There are four types of parenting styles. The first one is, authoritative parenting. In this parenting style, parents have high demands towards their children, yet in addition demonstrate incredible obligation to them. They set clear benchmarks for their youngsters and have introduced limits. They expect mature and age related conduct from their youngsters. This sort of parenting style produces self-assured kids, who are glad, competent and successful. In the dental office they show ordinary kid conduct.
The second parenting style is, authoritarian parenting. This is characterized with high demands towards their children, without any duty for high responsibility. Parents set elevated expectations and also set rules without much clarification. They only expect the respect and achieving the results from their children. If expectations are not accomplished, parents tend to punish their children as opposed to clarify the explanations behind discipline, or to break down kid conceivable outcomes and requirements. Children of rigorous parents have less self-assurance, since they are utilized to be determined what the correct decision is for them, and how to act. In the dental office they for the most part act like the continued or now and again startled or frightened child.
The third type of parenting style is permissive parenting. This is portrayed with high self-obligation, yet weak demands towards their child. Permissive parents are very included in their children upbringing, they don’t define the limits and satisfy each child’s request. They don’t request situational proper practices, and they let their kids to do everything. Kids have no motivation to figure out how to control their conduct, and they generally hope to get what they need, and furthermore show the issues with specialists. These sort of children act in the dental office in uncontrolled way.
The fourth and last type of parenting style is uninvolved parenting. This style shows low requests towards their kids and low requirement for self-obligation in the child’s upbringing. The parents for the most part would prefer not to include in their kids’ lives and don’t define the limits. They additionally don’t think about their child’s assessments and feeling as significant ones, and they don’t offer any sort of enthusiastic help. These children show absence of self-assurance, poise and capability identified with their friends. They can communicate different types of conduct in the dental office, including startled, pretentious and sustained.
There is a need to explore the extent and exact nature of understanding a child’s dental anxiety.
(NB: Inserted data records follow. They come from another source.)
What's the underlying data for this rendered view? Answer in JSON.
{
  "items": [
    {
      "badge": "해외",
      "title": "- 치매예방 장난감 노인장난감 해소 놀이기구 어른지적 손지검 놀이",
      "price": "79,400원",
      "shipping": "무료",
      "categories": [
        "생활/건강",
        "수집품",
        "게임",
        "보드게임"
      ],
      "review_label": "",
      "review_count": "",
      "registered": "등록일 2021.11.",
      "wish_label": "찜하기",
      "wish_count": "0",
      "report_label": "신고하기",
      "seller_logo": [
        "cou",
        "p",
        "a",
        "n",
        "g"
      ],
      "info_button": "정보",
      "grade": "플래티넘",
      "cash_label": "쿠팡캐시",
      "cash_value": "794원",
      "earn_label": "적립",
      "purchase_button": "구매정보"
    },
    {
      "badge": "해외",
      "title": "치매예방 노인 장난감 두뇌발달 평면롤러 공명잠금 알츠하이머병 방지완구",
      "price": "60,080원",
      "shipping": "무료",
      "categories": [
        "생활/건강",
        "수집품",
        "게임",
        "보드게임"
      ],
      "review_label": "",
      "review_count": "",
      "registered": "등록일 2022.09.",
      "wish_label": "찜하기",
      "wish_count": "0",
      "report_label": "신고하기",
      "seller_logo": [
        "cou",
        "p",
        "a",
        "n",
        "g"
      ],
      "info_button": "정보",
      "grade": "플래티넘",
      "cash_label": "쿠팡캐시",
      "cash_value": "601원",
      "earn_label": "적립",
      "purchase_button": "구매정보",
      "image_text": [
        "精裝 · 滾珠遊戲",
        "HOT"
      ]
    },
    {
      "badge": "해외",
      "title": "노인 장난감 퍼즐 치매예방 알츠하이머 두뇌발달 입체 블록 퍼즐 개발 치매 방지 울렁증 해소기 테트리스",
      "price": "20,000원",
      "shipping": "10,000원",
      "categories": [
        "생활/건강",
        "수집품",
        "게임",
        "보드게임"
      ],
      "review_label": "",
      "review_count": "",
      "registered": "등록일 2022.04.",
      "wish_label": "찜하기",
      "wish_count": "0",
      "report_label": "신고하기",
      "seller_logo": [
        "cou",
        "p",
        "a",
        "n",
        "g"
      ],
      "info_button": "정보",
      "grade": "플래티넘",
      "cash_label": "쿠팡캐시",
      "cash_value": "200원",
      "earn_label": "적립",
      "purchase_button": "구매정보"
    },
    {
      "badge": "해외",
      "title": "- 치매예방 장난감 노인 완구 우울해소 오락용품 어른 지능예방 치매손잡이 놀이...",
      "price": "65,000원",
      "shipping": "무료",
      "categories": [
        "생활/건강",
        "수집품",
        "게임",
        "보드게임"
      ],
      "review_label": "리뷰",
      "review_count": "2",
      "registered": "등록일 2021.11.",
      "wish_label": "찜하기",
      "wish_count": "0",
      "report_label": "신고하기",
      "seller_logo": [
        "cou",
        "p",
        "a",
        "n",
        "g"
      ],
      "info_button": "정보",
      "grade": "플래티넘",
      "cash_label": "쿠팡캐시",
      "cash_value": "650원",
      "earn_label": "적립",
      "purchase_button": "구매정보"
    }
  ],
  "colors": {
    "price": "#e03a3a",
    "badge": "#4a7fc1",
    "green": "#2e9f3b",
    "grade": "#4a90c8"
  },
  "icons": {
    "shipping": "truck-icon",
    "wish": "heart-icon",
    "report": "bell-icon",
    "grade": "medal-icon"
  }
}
Behavior management is agreed to be a key factor supplying dental care for children. Certainly, if a child’s behavior in the dental office cannot be managed then it is not easy if not unworkable to hold out any dental care that is needed. It is essential that any approach to behavioral management for the dental child patient have to be rooted in compassion and a worry for the well-being of each child. The relationships between child dental anxiety, child temperament (behavioral inhibition), parental dental anxiety and general anxiety, parenting style and intrusive parenting are complex and all come into play with a child’s dental experience.